═════ DATA FOR THIS EXERCISE ═════
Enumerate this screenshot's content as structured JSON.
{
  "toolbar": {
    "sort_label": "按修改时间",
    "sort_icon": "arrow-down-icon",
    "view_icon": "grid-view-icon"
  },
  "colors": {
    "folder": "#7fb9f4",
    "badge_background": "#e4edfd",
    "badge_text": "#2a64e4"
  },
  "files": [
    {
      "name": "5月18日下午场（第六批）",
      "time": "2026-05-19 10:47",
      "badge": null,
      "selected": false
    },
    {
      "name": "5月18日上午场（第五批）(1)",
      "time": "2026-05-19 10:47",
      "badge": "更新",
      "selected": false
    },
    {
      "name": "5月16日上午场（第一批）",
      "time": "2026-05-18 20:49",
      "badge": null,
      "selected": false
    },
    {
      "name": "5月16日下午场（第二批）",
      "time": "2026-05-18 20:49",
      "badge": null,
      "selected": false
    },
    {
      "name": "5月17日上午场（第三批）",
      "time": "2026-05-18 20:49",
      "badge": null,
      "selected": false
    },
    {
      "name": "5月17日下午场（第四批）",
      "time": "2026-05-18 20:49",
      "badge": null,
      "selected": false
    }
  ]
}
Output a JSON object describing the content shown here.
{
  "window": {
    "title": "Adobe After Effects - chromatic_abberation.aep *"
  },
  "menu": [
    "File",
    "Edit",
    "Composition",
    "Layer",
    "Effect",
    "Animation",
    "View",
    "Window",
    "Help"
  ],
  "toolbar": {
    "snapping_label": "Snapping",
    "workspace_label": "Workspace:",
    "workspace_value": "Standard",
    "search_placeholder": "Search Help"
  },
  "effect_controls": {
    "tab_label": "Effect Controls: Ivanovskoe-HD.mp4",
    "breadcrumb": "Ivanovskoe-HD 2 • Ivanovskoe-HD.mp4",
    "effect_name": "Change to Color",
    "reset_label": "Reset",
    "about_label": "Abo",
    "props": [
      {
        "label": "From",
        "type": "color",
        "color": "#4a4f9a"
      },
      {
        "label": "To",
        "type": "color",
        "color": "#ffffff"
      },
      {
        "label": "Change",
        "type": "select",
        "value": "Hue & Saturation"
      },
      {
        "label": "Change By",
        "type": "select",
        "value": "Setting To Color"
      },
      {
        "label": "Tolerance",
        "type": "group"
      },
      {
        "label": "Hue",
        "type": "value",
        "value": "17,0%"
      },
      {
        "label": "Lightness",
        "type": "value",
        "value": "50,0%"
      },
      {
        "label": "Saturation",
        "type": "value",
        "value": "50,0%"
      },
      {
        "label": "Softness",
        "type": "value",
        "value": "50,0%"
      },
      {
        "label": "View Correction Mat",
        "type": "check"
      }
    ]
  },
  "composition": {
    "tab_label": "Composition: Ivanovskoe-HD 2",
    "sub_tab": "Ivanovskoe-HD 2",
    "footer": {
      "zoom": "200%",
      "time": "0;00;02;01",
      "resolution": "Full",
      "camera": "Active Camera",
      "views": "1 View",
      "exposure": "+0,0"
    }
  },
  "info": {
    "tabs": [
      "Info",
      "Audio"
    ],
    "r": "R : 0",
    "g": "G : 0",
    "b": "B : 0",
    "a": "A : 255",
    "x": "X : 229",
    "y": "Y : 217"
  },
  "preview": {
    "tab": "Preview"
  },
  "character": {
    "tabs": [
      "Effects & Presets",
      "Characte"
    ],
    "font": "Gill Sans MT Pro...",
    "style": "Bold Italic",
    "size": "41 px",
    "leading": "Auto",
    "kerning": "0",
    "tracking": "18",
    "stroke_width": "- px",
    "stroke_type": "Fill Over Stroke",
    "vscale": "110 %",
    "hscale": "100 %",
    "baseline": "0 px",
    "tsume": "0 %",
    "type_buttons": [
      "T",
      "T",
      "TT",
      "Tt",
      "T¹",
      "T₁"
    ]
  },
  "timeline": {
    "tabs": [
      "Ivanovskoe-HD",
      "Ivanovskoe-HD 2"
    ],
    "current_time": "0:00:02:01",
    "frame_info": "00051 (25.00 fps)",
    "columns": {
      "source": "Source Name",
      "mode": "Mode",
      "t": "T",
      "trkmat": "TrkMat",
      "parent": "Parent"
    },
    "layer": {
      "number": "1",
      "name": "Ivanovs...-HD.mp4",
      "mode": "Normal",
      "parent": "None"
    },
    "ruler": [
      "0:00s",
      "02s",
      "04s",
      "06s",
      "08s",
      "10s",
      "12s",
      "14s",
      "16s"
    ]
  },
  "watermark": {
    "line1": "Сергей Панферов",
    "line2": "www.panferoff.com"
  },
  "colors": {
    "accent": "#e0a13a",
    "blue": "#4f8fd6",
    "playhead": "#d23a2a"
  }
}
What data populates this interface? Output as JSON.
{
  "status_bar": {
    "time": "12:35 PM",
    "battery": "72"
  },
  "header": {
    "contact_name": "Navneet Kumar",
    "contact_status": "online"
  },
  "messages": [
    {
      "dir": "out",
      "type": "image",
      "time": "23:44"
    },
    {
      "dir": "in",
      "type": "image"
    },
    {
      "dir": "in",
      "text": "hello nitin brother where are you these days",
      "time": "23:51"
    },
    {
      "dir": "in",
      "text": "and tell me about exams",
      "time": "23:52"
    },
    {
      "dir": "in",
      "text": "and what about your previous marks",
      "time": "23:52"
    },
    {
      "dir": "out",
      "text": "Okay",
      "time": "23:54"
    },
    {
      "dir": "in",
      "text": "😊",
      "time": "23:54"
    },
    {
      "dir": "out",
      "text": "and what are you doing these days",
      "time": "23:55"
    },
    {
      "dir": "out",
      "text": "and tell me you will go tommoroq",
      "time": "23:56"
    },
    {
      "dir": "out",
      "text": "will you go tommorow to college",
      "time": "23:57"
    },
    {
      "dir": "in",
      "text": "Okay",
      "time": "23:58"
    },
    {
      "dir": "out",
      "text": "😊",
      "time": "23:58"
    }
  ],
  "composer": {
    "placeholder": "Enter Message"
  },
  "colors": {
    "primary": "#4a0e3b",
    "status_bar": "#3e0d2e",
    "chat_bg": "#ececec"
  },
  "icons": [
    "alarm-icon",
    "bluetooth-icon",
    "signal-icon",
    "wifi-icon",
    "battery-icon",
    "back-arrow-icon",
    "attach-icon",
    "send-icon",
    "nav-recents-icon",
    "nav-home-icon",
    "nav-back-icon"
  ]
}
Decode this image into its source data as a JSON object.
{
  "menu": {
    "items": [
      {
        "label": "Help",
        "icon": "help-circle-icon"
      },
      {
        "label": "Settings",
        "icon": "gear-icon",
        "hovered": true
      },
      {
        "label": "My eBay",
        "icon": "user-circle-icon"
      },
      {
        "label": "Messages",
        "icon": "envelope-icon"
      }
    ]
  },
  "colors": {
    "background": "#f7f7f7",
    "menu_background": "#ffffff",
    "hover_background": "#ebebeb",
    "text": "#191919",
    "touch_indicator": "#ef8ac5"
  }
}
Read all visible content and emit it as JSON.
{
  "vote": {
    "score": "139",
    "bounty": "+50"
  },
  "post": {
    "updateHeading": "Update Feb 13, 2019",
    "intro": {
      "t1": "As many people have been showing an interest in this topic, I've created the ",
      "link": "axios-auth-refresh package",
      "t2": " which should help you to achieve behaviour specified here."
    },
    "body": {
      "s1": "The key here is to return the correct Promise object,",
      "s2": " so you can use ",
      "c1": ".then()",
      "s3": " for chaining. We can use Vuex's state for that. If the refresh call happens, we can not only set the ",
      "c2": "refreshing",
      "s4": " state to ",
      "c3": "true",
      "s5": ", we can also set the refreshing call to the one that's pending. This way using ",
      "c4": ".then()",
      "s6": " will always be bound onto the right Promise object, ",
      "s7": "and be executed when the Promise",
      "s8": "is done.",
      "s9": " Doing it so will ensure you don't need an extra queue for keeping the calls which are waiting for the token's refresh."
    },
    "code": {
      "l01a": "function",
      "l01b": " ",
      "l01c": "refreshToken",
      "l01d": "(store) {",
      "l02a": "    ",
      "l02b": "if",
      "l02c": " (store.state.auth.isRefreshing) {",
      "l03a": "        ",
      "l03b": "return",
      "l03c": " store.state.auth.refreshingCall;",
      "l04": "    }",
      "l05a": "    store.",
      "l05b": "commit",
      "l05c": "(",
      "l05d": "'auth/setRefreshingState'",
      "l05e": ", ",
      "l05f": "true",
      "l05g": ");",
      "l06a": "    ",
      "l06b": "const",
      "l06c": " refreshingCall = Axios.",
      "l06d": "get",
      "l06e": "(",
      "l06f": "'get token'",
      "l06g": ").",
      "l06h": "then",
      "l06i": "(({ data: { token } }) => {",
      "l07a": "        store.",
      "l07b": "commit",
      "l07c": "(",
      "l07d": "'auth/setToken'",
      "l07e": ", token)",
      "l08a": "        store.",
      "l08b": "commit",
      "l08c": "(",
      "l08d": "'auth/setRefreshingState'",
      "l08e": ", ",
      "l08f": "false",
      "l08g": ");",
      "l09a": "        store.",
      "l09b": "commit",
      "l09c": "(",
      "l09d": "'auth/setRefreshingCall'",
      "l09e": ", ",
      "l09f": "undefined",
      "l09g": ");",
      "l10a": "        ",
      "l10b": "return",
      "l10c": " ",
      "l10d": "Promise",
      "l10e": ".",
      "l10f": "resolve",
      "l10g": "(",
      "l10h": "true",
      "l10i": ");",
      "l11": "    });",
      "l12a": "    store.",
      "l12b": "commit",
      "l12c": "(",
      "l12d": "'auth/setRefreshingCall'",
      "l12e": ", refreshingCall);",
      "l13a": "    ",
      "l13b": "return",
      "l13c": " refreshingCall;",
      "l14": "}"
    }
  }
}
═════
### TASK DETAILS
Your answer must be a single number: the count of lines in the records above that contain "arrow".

### OUTPUT OF THE EXERCISE
2